I said to him:
"Dave, the first year I came in, a while back, you came down pretty hard on me. Gave me a long list of all the things I needed to work on, and you let me know, bluntly, what I would be improving on. I don't usually do very well with negative sorts of feedback, but you know what? Your voice was stern and your mandate was clear and the steps for me to improve were concrete. So that's what I did. I took your recommendations and I improved. And now I understand a great deal more about small business tax planning. Thanks for pushing me."
Dave looked up from balance sheet, his stern goatee softening. "Did I come down hard on you? I'm starting to get a feeling that I do that to people? Do I? I didn't realise I came across like that."
"Dave," I said. "It was a compliment. You weren't mean. You were straightforward. Very...straightforward. It was a good thing. And I appreciate it."
"Well I...I don't think of myself as reaming anyone over what they're not doing. I just tell them what they need to know and what they need to do if they're not doing what they should be doing."
"Yep Dave," I said. "I'd rather have you telling me that than the IRS."
He nodded. "That's the idea. I don't think of myself as mean, or reaming anyone, but maybe I come across that way."
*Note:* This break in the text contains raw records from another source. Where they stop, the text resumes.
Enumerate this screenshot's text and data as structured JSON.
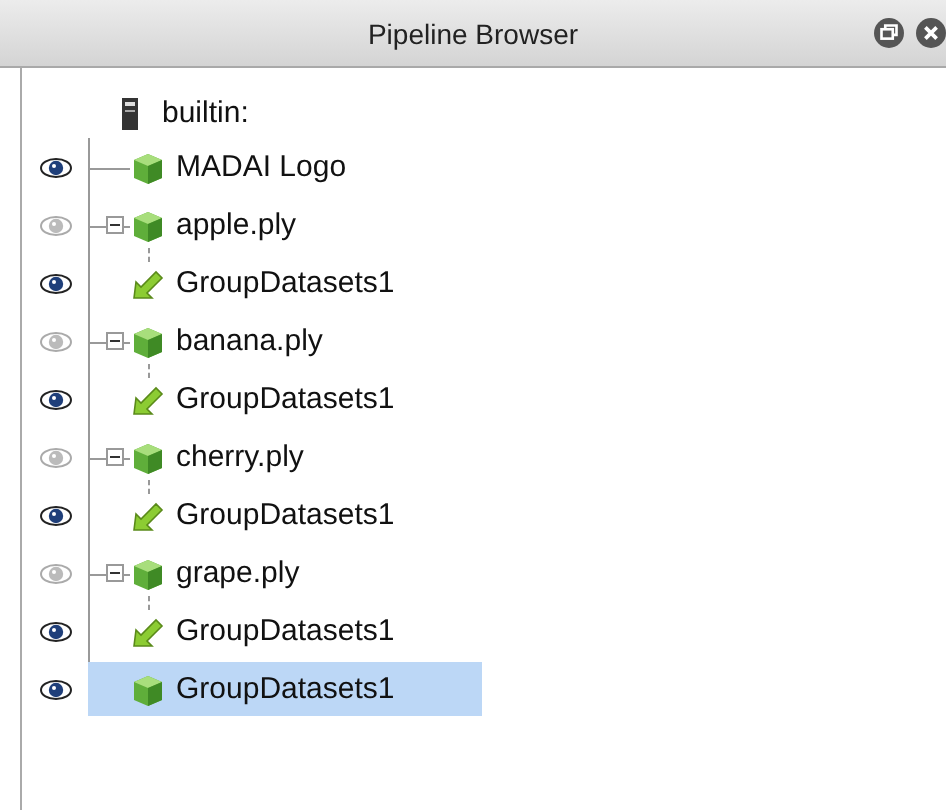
{
  "title_bar": {
    "title": "Pipeline Browser"
  },
  "tree": {
    "label": "builtin:",
    "kind": "server",
    "children": [
      {
        "label": "MADAI Logo",
        "kind": "source",
        "visible": true,
        "selected": false
      },
      {
        "label": "apple.ply",
        "kind": "source",
        "visible": false,
        "selected": false,
        "expanded": true,
        "children": [
          {
            "label": "GroupDatasets1",
            "kind": "filter",
            "visible": true,
            "selected": false
          }
        ]
      },
      {
        "label": "banana.ply",
        "kind": "source",
        "visible": false,
        "selected": false,
        "expanded": true,
        "children": [
          {
            "label": "GroupDatasets1",
            "kind": "filter",
            "visible": true,
            "selected": false
          }
        ]
      },
      {
        "label": "cherry.ply",
        "kind": "source",
        "visible": false,
        "selected": false,
        "expanded": true,
        "children": [
          {
            "label": "GroupDatasets1",
            "kind": "filter",
            "visible": true,
            "selected": false
          }
        ]
      },
      {
        "label": "grape.ply",
        "kind": "source",
        "visible": false,
        "selected": false,
        "expanded": true,
        "children": [
          {
            "label": "GroupDatasets1",
            "kind": "filter",
            "visible": true,
            "selected": false
          }
        ]
      },
      {
        "label": "GroupDatasets1",
        "kind": "source",
        "visible": true,
        "selected": true
      }
    ]
  }
}
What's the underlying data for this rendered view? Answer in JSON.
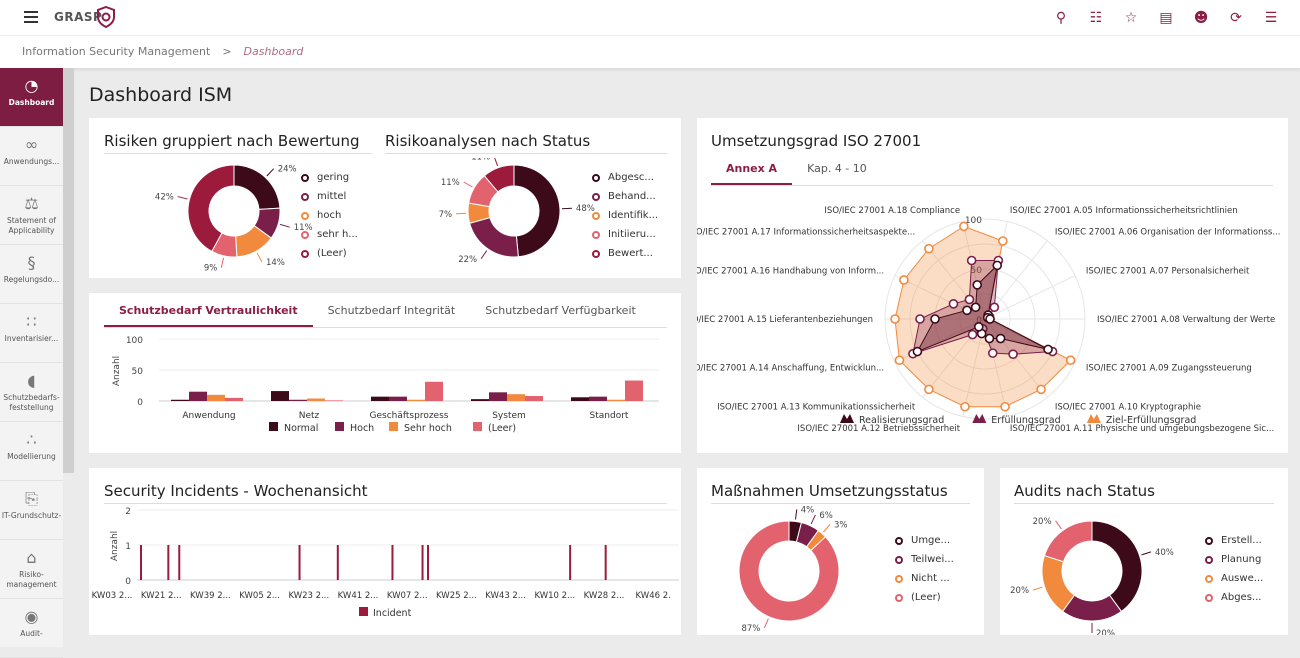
{
  "app": {
    "logo": "GRASP"
  },
  "header": {
    "icons": [
      "search-icon",
      "group-scan-icon",
      "star-icon",
      "document-info-icon",
      "user-settings-icon",
      "refresh-icon",
      "list-icon"
    ]
  },
  "breadcrumb": {
    "parent": "Information Security Management",
    "sep": ">",
    "current": "Dashboard"
  },
  "sidebar": {
    "items": [
      {
        "label": "Dashboard",
        "icon": "pie-chart-icon",
        "active": true
      },
      {
        "label": "Anwendungs...",
        "icon": "glasses-icon"
      },
      {
        "label": "Statement of Applicability",
        "icon": "scale-icon"
      },
      {
        "label": "Regelungsdo...",
        "icon": "paragraph-book-icon"
      },
      {
        "label": "Inventarisier...",
        "icon": "network-icon"
      },
      {
        "label": "Schutzbedarfs-feststellung",
        "icon": "shield-icon"
      },
      {
        "label": "Modellierung",
        "icon": "blocks-icon"
      },
      {
        "label": "IT-Grundschutz-",
        "icon": "clipboard-icon"
      },
      {
        "label": "Risiko-management",
        "icon": "house-icon"
      },
      {
        "label": "Audit-",
        "icon": "eye-icon"
      }
    ]
  },
  "page": {
    "title": "Dashboard ISM"
  },
  "colors": {
    "c1": "#3d0a19",
    "c2": "#7a1f49",
    "c3": "#f28a3e",
    "c4": "#e2636e",
    "c5": "#9c1a3c"
  },
  "chart_data": [
    {
      "id": "risiken",
      "type": "pie",
      "title": "Risiken gruppiert nach Bewertung",
      "categories": [
        "gering",
        "mittel",
        "hoch",
        "sehr h...",
        "(Leer)"
      ],
      "values": [
        24,
        11,
        14,
        9,
        42
      ],
      "labels": [
        "24%",
        "11%",
        "14%",
        "9%",
        "42%"
      ]
    },
    {
      "id": "analysen",
      "type": "pie",
      "title": "Risikoanalysen nach Status",
      "categories": [
        "Abgesc...",
        "Behand...",
        "Identifik...",
        "Initiieru...",
        "Bewert..."
      ],
      "values": [
        48,
        22,
        7,
        11,
        11
      ],
      "labels": [
        "48%",
        "22%",
        "7%",
        "11%",
        "11%"
      ]
    },
    {
      "id": "schutz",
      "type": "bar",
      "tabs": [
        "Schutzbedarf Vertraulichkeit",
        "Schutzbedarf Integrität",
        "Schutzbedarf Verfügbarkeit"
      ],
      "ylabel": "Anzahl",
      "ylim": [
        0,
        100
      ],
      "yticks": [
        "0",
        "50",
        "100"
      ],
      "categories": [
        "Anwendung",
        "Netz",
        "Geschäftsprozess",
        "System",
        "Standort"
      ],
      "series": [
        {
          "name": "Normal",
          "values": [
            2,
            16,
            7,
            3,
            6
          ]
        },
        {
          "name": "Hoch",
          "values": [
            15,
            2,
            7,
            14,
            7
          ]
        },
        {
          "name": "Sehr hoch",
          "values": [
            10,
            4,
            2,
            11,
            2
          ]
        },
        {
          "name": "(Leer)",
          "values": [
            5,
            1,
            31,
            8,
            33
          ]
        }
      ]
    },
    {
      "id": "iso",
      "type": "radar",
      "title": "Umsetzungsgrad ISO 27001",
      "tabs": [
        "Annex A",
        "Kap. 4 - 10"
      ],
      "rlim": [
        0,
        100
      ],
      "rticks": [
        "0",
        "50",
        "100"
      ],
      "categories": [
        "ISO/IEC 27001 A.05 Informationssicherheitsrichtlinien",
        "ISO/IEC 27001 A.06 Organisation der Informationss...",
        "ISO/IEC 27001 A.07 Personalsicherheit",
        "ISO/IEC 27001 A.08 Verwaltung der Werte",
        "ISO/IEC 27001 A.09 Zugangssteuerung",
        "ISO/IEC 27001 A.10 Kryptographie",
        "ISO/IEC 27001 A.11 Physische und umgebungsbezogene Sic...",
        "ISO/IEC 27001 A.12 Betriebssicherheit",
        "ISO/IEC 27001 A.13 Kommunikationssicherheit",
        "ISO/IEC 27001 A.14 Anschaffung, Entwicklun...",
        "ISO/IEC 27001 A.15 Lieferantenbeziehungen",
        "ISO/IEC 27001 A.16 Handhabung von Inform...",
        "ISO/IEC 27001 A.17 Informationssicherheitsaspekte...",
        "ISO/IEC 27001 A.18 Compliance"
      ],
      "series": [
        {
          "name": "Realisierungsgrad",
          "values": [
            55,
            5,
            3,
            5,
            70,
            25,
            20,
            15,
            10,
            75,
            50,
            20,
            15,
            35
          ]
        },
        {
          "name": "Erfüllungsgrad",
          "values": [
            60,
            15,
            5,
            5,
            75,
            45,
            35,
            10,
            20,
            80,
            65,
            35,
            25,
            60
          ]
        },
        {
          "name": "Ziel-Erfüllungsgrad",
          "values": [
            80,
            5,
            5,
            5,
            95,
            90,
            90,
            90,
            90,
            95,
            90,
            90,
            90,
            95
          ]
        }
      ]
    },
    {
      "id": "incidents",
      "type": "bar",
      "title": "Security Incidents - Wochenansicht",
      "ylabel": "Anzahl",
      "ylim": [
        0,
        2
      ],
      "yticks": [
        "0",
        "1",
        "2"
      ],
      "xticks": [
        "KW03 2...",
        "KW21 2...",
        "KW39 2...",
        "KW05 2...",
        "KW23 2...",
        "KW41 2...",
        "KW07 2...",
        "KW25 2...",
        "KW43 2...",
        "KW10 2...",
        "KW28 2...",
        "KW46 2."
      ],
      "series": [
        {
          "name": "Incident",
          "weeks_after_first_tick": [
            0,
            10,
            14,
            58,
            72,
            92,
            103,
            105,
            157,
            170
          ],
          "values": [
            1,
            1,
            1,
            1,
            1,
            1,
            1,
            1,
            1,
            1
          ]
        }
      ]
    },
    {
      "id": "massnahmen",
      "type": "pie",
      "title": "Maßnahmen Umsetzungsstatus",
      "categories": [
        "Umge...",
        "Teilwei...",
        "Nicht ...",
        "(Leer)"
      ],
      "values": [
        4,
        6,
        3,
        87
      ],
      "labels": [
        "4%",
        "6%",
        "3%",
        "87%"
      ]
    },
    {
      "id": "audits",
      "type": "pie",
      "title": "Audits nach Status",
      "categories": [
        "Erstell...",
        "Planung",
        "Auswe...",
        "Abges..."
      ],
      "values": [
        40,
        20,
        20,
        20
      ],
      "labels": [
        "40%",
        "20%",
        "20%",
        "20%"
      ]
    }
  ]
}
I smiled, and didn't hug him, but I thought about it, and now the thought of hugging my accountant is making me smile, because I don't think he's a big "hugging on the job" kind of businessperson.
But I might be wrong.
"Dave," I said. "Thanks."
I am appreciative for people who are skilled at what they do, and when they are not only skilled at it, but make an effort to clearly explain the process they're going through. Like Dave.
Go hug an accountant today. Or take them some good coffee. Or ask Wolfgang Rickwalt about appropriate ways to thank them.
And if you're looking for a good one, message me.
I AM NOT A DOCTOR.
One of the primary reasons (probably the only reason) I did not become a doctor is that I get lost easily, especially in hospitals. Supposedly if you're a doctor you have to be able to find your way from one room to another without much difficulty, or get from the bathroom to the ER without accidentally ending up in the cafeteria. It would be great if hospitals were just designed as one giant open floor plan. I see no flaws with that scenario.